:: AIM OF THE TASK ::
Whenever a line below includes the string "equilibrium", show it.

────────────────────────────────────────

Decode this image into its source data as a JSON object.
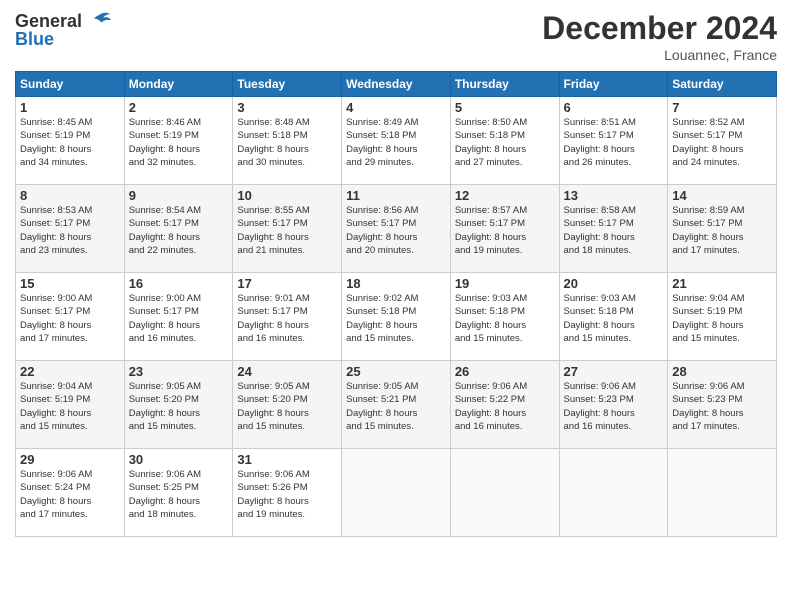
{
  "logo": {
    "line1": "General",
    "line2": "Blue"
  },
  "title": "December 2024",
  "location": "Louannec, France",
  "days_of_week": [
    "Sunday",
    "Monday",
    "Tuesday",
    "Wednesday",
    "Thursday",
    "Friday",
    "Saturday"
  ],
  "weeks": [
    [
      {
        "day": 1,
        "info": "Sunrise: 8:45 AM\nSunset: 5:19 PM\nDaylight: 8 hours\nand 34 minutes."
      },
      {
        "day": 2,
        "info": "Sunrise: 8:46 AM\nSunset: 5:19 PM\nDaylight: 8 hours\nand 32 minutes."
      },
      {
        "day": 3,
        "info": "Sunrise: 8:48 AM\nSunset: 5:18 PM\nDaylight: 8 hours\nand 30 minutes."
      },
      {
        "day": 4,
        "info": "Sunrise: 8:49 AM\nSunset: 5:18 PM\nDaylight: 8 hours\nand 29 minutes."
      },
      {
        "day": 5,
        "info": "Sunrise: 8:50 AM\nSunset: 5:18 PM\nDaylight: 8 hours\nand 27 minutes."
      },
      {
        "day": 6,
        "info": "Sunrise: 8:51 AM\nSunset: 5:17 PM\nDaylight: 8 hours\nand 26 minutes."
      },
      {
        "day": 7,
        "info": "Sunrise: 8:52 AM\nSunset: 5:17 PM\nDaylight: 8 hours\nand 24 minutes."
      }
    ],
    [
      {
        "day": 8,
        "info": "Sunrise: 8:53 AM\nSunset: 5:17 PM\nDaylight: 8 hours\nand 23 minutes."
      },
      {
        "day": 9,
        "info": "Sunrise: 8:54 AM\nSunset: 5:17 PM\nDaylight: 8 hours\nand 22 minutes."
      },
      {
        "day": 10,
        "info": "Sunrise: 8:55 AM\nSunset: 5:17 PM\nDaylight: 8 hours\nand 21 minutes."
      },
      {
        "day": 11,
        "info": "Sunrise: 8:56 AM\nSunset: 5:17 PM\nDaylight: 8 hours\nand 20 minutes."
      },
      {
        "day": 12,
        "info": "Sunrise: 8:57 AM\nSunset: 5:17 PM\nDaylight: 8 hours\nand 19 minutes."
      },
      {
        "day": 13,
        "info": "Sunrise: 8:58 AM\nSunset: 5:17 PM\nDaylight: 8 hours\nand 18 minutes."
      },
      {
        "day": 14,
        "info": "Sunrise: 8:59 AM\nSunset: 5:17 PM\nDaylight: 8 hours\nand 17 minutes."
      }
    ],
    [
      {
        "day": 15,
        "info": "Sunrise: 9:00 AM\nSunset: 5:17 PM\nDaylight: 8 hours\nand 17 minutes."
      },
      {
        "day": 16,
        "info": "Sunrise: 9:00 AM\nSunset: 5:17 PM\nDaylight: 8 hours\nand 16 minutes."
      },
      {
        "day": 17,
        "info": "Sunrise: 9:01 AM\nSunset: 5:17 PM\nDaylight: 8 hours\nand 16 minutes."
      },
      {
        "day": 18,
        "info": "Sunrise: 9:02 AM\nSunset: 5:18 PM\nDaylight: 8 hours\nand 15 minutes."
      },
      {
        "day": 19,
        "info": "Sunrise: 9:03 AM\nSunset: 5:18 PM\nDaylight: 8 hours\nand 15 minutes."
      },
      {
        "day": 20,
        "info": "Sunrise: 9:03 AM\nSunset: 5:18 PM\nDaylight: 8 hours\nand 15 minutes."
      },
      {
        "day": 21,
        "info": "Sunrise: 9:04 AM\nSunset: 5:19 PM\nDaylight: 8 hours\nand 15 minutes."
      }
    ],
    [
      {
        "day": 22,
        "info": "Sunrise: 9:04 AM\nSunset: 5:19 PM\nDaylight: 8 hours\nand 15 minutes."
      },
      {
        "day": 23,
        "info": "Sunrise: 9:05 AM\nSunset: 5:20 PM\nDaylight: 8 hours\nand 15 minutes."
      },
      {
        "day": 24,
        "info": "Sunrise: 9:05 AM\nSunset: 5:20 PM\nDaylight: 8 hours\nand 15 minutes."
      },
      {
        "day": 25,
        "info": "Sunrise: 9:05 AM\nSunset: 5:21 PM\nDaylight: 8 hours\nand 15 minutes."
      },
      {
        "day": 26,
        "info": "Sunrise: 9:06 AM\nSunset: 5:22 PM\nDaylight: 8 hours\nand 16 minutes."
      },
      {
        "day": 27,
        "info": "Sunrise: 9:06 AM\nSunset: 5:23 PM\nDaylight: 8 hours\nand 16 minutes."
      },
      {
        "day": 28,
        "info": "Sunrise: 9:06 AM\nSunset: 5:23 PM\nDaylight: 8 hours\nand 17 minutes."
      }
    ],
    [
      {
        "day": 29,
        "info": "Sunrise: 9:06 AM\nSunset: 5:24 PM\nDaylight: 8 hours\nand 17 minutes."
      },
      {
        "day": 30,
        "info": "Sunrise: 9:06 AM\nSunset: 5:25 PM\nDaylight: 8 hours\nand 18 minutes."
      },
      {
        "day": 31,
        "info": "Sunrise: 9:06 AM\nSunset: 5:26 PM\nDaylight: 8 hours\nand 19 minutes."
      },
      null,
      null,
      null,
      null
    ]
  ]
}
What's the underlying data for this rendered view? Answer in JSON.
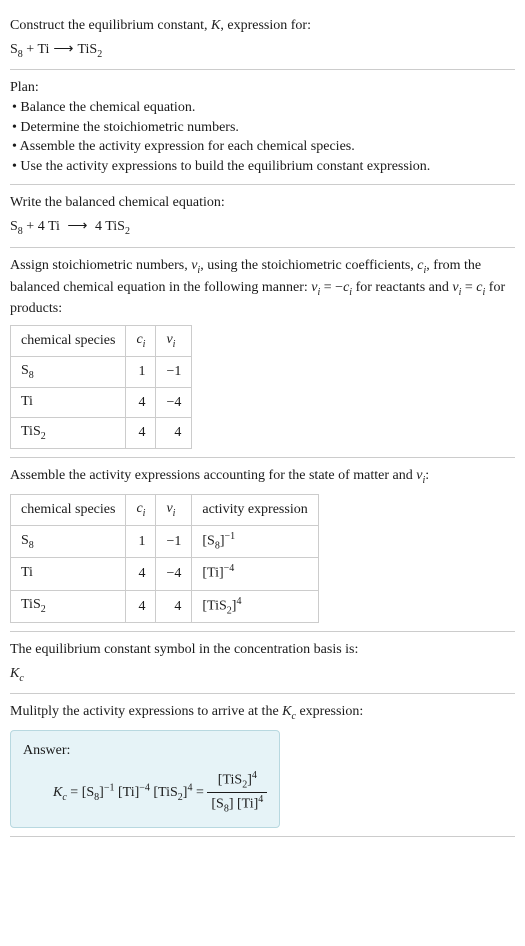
{
  "intro": {
    "line1": "Construct the equilibrium constant, ",
    "line1_k": "K",
    "line1_end": ", expression for:",
    "eq_s8": "S",
    "eq_s8_sub": "8",
    "eq_plus": " + ",
    "eq_ti": "Ti",
    "eq_arrow": "⟶",
    "eq_tis2": "TiS",
    "eq_tis2_sub": "2"
  },
  "plan": {
    "title": "Plan:",
    "items": [
      "• Balance the chemical equation.",
      "• Determine the stoichiometric numbers.",
      "• Assemble the activity expression for each chemical species.",
      "• Use the activity expressions to build the equilibrium constant expression."
    ]
  },
  "balanced": {
    "title": "Write the balanced chemical equation:",
    "s8": "S",
    "s8_sub": "8",
    "plus": " + 4 Ti ",
    "arrow": "⟶",
    "four": " 4 TiS",
    "tis2_sub": "2"
  },
  "assign": {
    "text1": "Assign stoichiometric numbers, ",
    "nu": "ν",
    "sub_i": "i",
    "text2": ", using the stoichiometric coefficients, ",
    "c": "c",
    "text3": ", from the balanced chemical equation in the following manner: ",
    "eq1_lhs": "ν",
    "eq1_eq": " = −",
    "eq1_rhs": "c",
    "text4": " for reactants and ",
    "eq2_lhs": "ν",
    "eq2_eq": " = ",
    "eq2_rhs": "c",
    "text5": " for products:",
    "headers": {
      "species": "chemical species",
      "ci": "c",
      "ci_sub": "i",
      "nui": "ν",
      "nui_sub": "i"
    },
    "rows": [
      {
        "species": "S",
        "species_sub": "8",
        "ci": "1",
        "nui": "−1"
      },
      {
        "species": "Ti",
        "species_sub": "",
        "ci": "4",
        "nui": "−4"
      },
      {
        "species": "TiS",
        "species_sub": "2",
        "ci": "4",
        "nui": "4"
      }
    ]
  },
  "activity": {
    "text1": "Assemble the activity expressions accounting for the state of matter and ",
    "nu": "ν",
    "sub_i": "i",
    "colon": ":",
    "headers": {
      "species": "chemical species",
      "ci": "c",
      "ci_sub": "i",
      "nui": "ν",
      "nui_sub": "i",
      "activity": "activity expression"
    },
    "rows": [
      {
        "species": "S",
        "species_sub": "8",
        "ci": "1",
        "nui": "−1",
        "act_base": "[S",
        "act_sub": "8",
        "act_close": "]",
        "act_sup": "−1"
      },
      {
        "species": "Ti",
        "species_sub": "",
        "ci": "4",
        "nui": "−4",
        "act_base": "[Ti",
        "act_sub": "",
        "act_close": "]",
        "act_sup": "−4"
      },
      {
        "species": "TiS",
        "species_sub": "2",
        "ci": "4",
        "nui": "4",
        "act_base": "[TiS",
        "act_sub": "2",
        "act_close": "]",
        "act_sup": "4"
      }
    ]
  },
  "symbol": {
    "text": "The equilibrium constant symbol in the concentration basis is:",
    "k": "K",
    "sub": "c"
  },
  "multiply": {
    "text1": "Mulitply the activity expressions to arrive at the ",
    "k": "K",
    "sub": "c",
    "text2": " expression:"
  },
  "answer": {
    "label": "Answer:",
    "k": "K",
    "k_sub": "c",
    "eq": " = ",
    "term1_base": "[S",
    "term1_sub": "8",
    "term1_close": "]",
    "term1_sup": "−1",
    "term2_base": " [Ti]",
    "term2_sup": "−4",
    "term3_base": " [TiS",
    "term3_sub": "2",
    "term3_close": "]",
    "term3_sup": "4",
    "eq2": " = ",
    "frac_num_base": "[TiS",
    "frac_num_sub": "2",
    "frac_num_close": "]",
    "frac_num_sup": "4",
    "frac_den1": "[S",
    "frac_den1_sub": "8",
    "frac_den1_close": "] [Ti]",
    "frac_den_sup": "4"
  }
}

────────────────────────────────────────

:: EXERCISE RESPONSE ::
    "line1": "Construct the equilibrium constant, ",
      "• Use the activity expressions to build the equilibrium constant expression."
    "text": "The equilibrium constant symbol in the concentration basis is:",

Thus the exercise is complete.